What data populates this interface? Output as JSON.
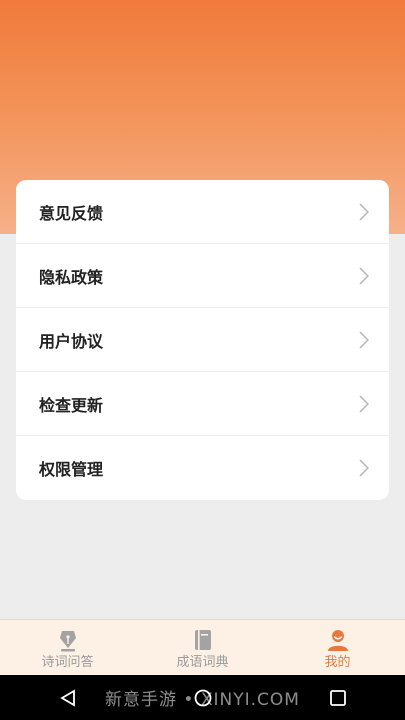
{
  "menu": {
    "items": [
      {
        "label": "意见反馈"
      },
      {
        "label": "隐私政策"
      },
      {
        "label": "用户协议"
      },
      {
        "label": "检查更新"
      },
      {
        "label": "权限管理"
      }
    ]
  },
  "tabbar": {
    "tabs": [
      {
        "label": "诗词问答",
        "icon": "pen-nib-icon",
        "active": false
      },
      {
        "label": "成语词典",
        "icon": "book-icon",
        "active": false
      },
      {
        "label": "我的",
        "icon": "user-icon",
        "active": true
      }
    ]
  },
  "colors": {
    "accent": "#e8793d",
    "header_top": "#f07a3b",
    "header_bottom": "#f6b089",
    "tab_inactive": "#9a9a9a",
    "tabbar_bg": "#fdf1e6"
  },
  "watermark": {
    "text": "新意手游 • XINYI.COM"
  }
}
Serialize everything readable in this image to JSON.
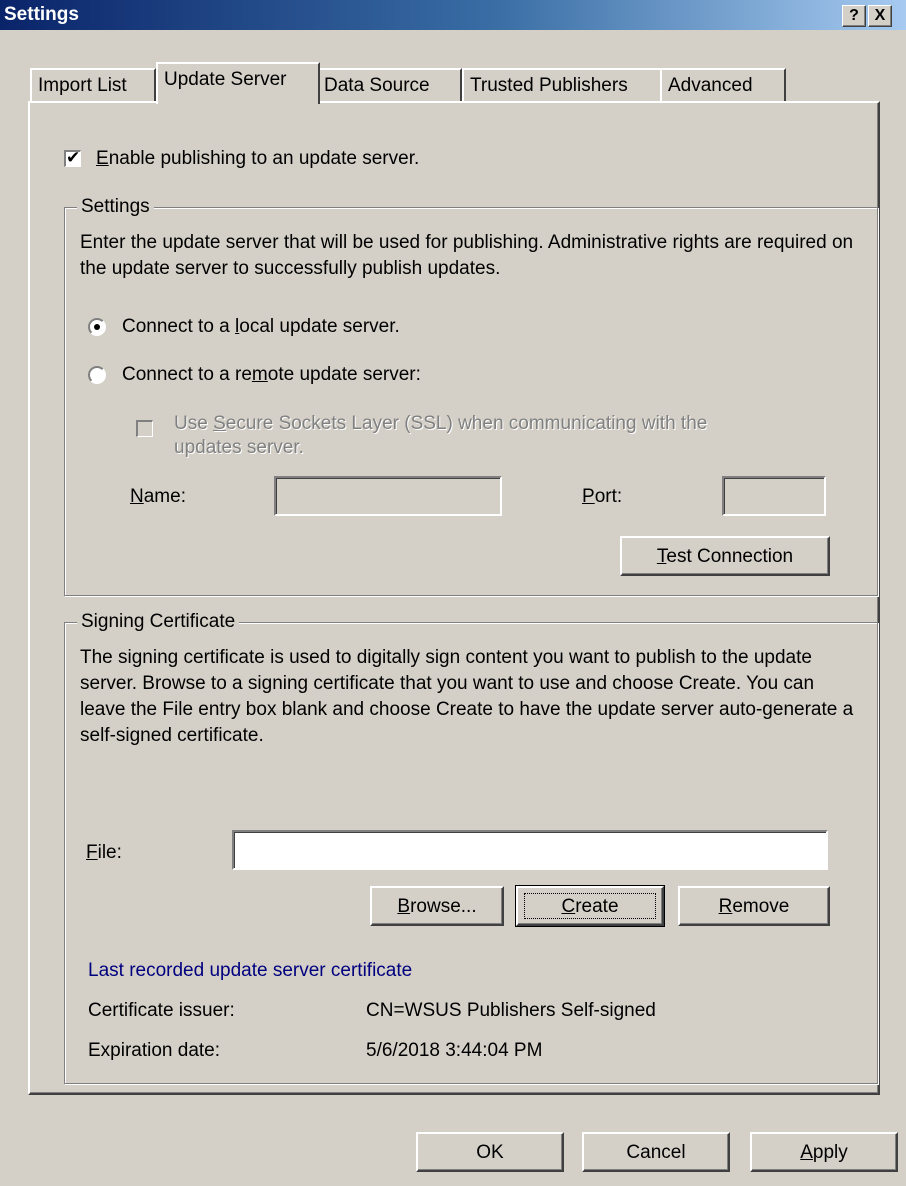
{
  "window": {
    "title": "Settings",
    "help_glyph": "?",
    "close_glyph": "X"
  },
  "tabs": [
    {
      "label": "Import List"
    },
    {
      "label": "Update Server"
    },
    {
      "label": "Data Source"
    },
    {
      "label": "Trusted Publishers"
    },
    {
      "label": "Advanced"
    }
  ],
  "update_server": {
    "enable_checkbox": {
      "checked": true,
      "label_access": "E",
      "label_rest": "nable publishing to an update server."
    },
    "settings_group": {
      "legend": "Settings",
      "description": "Enter the update server that will be used for publishing.  Administrative rights are required on the update server to successfully publish updates.",
      "radio_local": {
        "selected": true,
        "pre": "Connect to a ",
        "access": "l",
        "post": "ocal update server."
      },
      "radio_remote": {
        "selected": false,
        "pre": "Connect to a re",
        "access": "m",
        "post": "ote update server:"
      },
      "ssl_checkbox": {
        "checked": false,
        "pre": "Use ",
        "access": "S",
        "post": "ecure Sockets Layer (SSL) when communicating with the",
        "line2": "updates server."
      },
      "name_label": {
        "access": "N",
        "rest": "ame:"
      },
      "name_value": "",
      "port_label": {
        "access": "P",
        "rest": "ort:"
      },
      "port_value": "",
      "test_button": {
        "access": "T",
        "rest": "est Connection"
      }
    },
    "signing_group": {
      "legend": "Signing Certificate",
      "description": "The signing certificate is used to digitally sign content you want to publish to the update server. Browse to a signing certificate that you want to use and choose Create. You can leave the File entry box blank and choose Create to have the update server auto-generate a self-signed certificate.",
      "file_label": {
        "access": "F",
        "rest": "ile:"
      },
      "file_value": "",
      "browse_button": {
        "access": "B",
        "rest": "rowse..."
      },
      "create_button": {
        "access": "C",
        "rest": "reate"
      },
      "remove_button": {
        "access": "R",
        "rest": "emove"
      },
      "last_recorded_link": "Last recorded update server certificate",
      "issuer_label": "Certificate issuer:",
      "issuer_value": "CN=WSUS Publishers Self-signed",
      "expiration_label": "Expiration date:",
      "expiration_value": "5/6/2018 3:44:04 PM"
    }
  },
  "footer": {
    "ok": "OK",
    "cancel": "Cancel",
    "apply": {
      "access": "A",
      "rest": "pply"
    }
  }
}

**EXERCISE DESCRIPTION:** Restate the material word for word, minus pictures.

**WRITTEN ANSWER:**
What data populates this interface? Output as JSON.
{
  "menu": {
    "items": [
      {
        "label": "意见反馈"
      },
      {
        "label": "隐私政策"
      },
      {
        "label": "用户协议"
      },
      {
        "label": "检查更新"
      },
      {
        "label": "权限管理"
      }
    ]
  },
  "tabbar": {
    "tabs": [
      {
        "label": "诗词问答",
        "icon": "pen-nib-icon",
        "active": false
      },
      {
        "label": "成语词典",
        "icon": "book-icon",
        "active": false
      },
      {
        "label": "我的",
        "icon": "user-icon",
        "active": true
      }
    ]
  },
  "colors": {
    "accent": "#e8793d",
    "header_top": "#f07a3b",
    "header_bottom": "#f6b089",
    "tab_inactive": "#9a9a9a",
    "tabbar_bg": "#fdf1e6"
  },
  "watermark": {
    "text": "新意手游 • XINYI.COM"
  }
}
Serialize everything readable in this image to JSON.
{
  "window": {
    "title": "Settings",
    "help_glyph": "?",
    "close_glyph": "X"
  },
  "tabs": [
    {
      "label": "Import List"
    },
    {
      "label": "Update Server"
    },
    {
      "label": "Data Source"
    },
    {
      "label": "Trusted Publishers"
    },
    {
      "label": "Advanced"
    }
  ],
  "update_server": {
    "enable_checkbox": {
      "checked": true,
      "label_access": "E",
      "label_rest": "nable publishing to an update server."
    },
    "settings_group": {
      "legend": "Settings",
      "description": "Enter the update server that will be used for publishing.  Administrative rights are required on the update server to successfully publish updates.",
      "radio_local": {
        "selected": true,
        "pre": "Connect to a ",
        "access": "l",
        "post": "ocal update server."
      },
      "radio_remote": {
        "selected": false,
        "pre": "Connect to a re",
        "access": "m",
        "post": "ote update server:"
      },
      "ssl_checkbox": {
        "checked": false,
        "pre": "Use ",
        "access": "S",
        "post": "ecure Sockets Layer (SSL) when communicating with the",
        "line2": "updates server."
      },
      "name_label": {
        "access": "N",
        "rest": "ame:"
      },
      "name_value": "",
      "port_label": {
        "access": "P",
        "rest": "ort:"
      },
      "port_value": "",
      "test_button": {
        "access": "T",
        "rest": "est Connection"
      }
    },
    "signing_group": {
      "legend": "Signing Certificate",
      "description": "The signing certificate is used to digitally sign content you want to publish to the update server. Browse to a signing certificate that you want to use and choose Create. You can leave the File entry box blank and choose Create to have the update server auto-generate a self-signed certificate.",
      "file_label": {
        "access": "F",
        "rest": "ile:"
      },
      "file_value": "",
      "browse_button": {
        "access": "B",
        "rest": "rowse..."
      },
      "create_button": {
        "access": "C",
        "rest": "reate"
      },
      "remove_button": {
        "access": "R",
        "rest": "emove"
      },
      "last_recorded_link": "Last recorded update server certificate",
      "issuer_label": "Certificate issuer:",
      "issuer_value": "CN=WSUS Publishers Self-signed",
      "expiration_label": "Expiration date:",
      "expiration_value": "5/6/2018 3:44:04 PM"
    }
  },
  "footer": {
    "ok": "OK",
    "cancel": "Cancel",
    "apply": {
      "access": "A",
      "rest": "pply"
    }
  }
}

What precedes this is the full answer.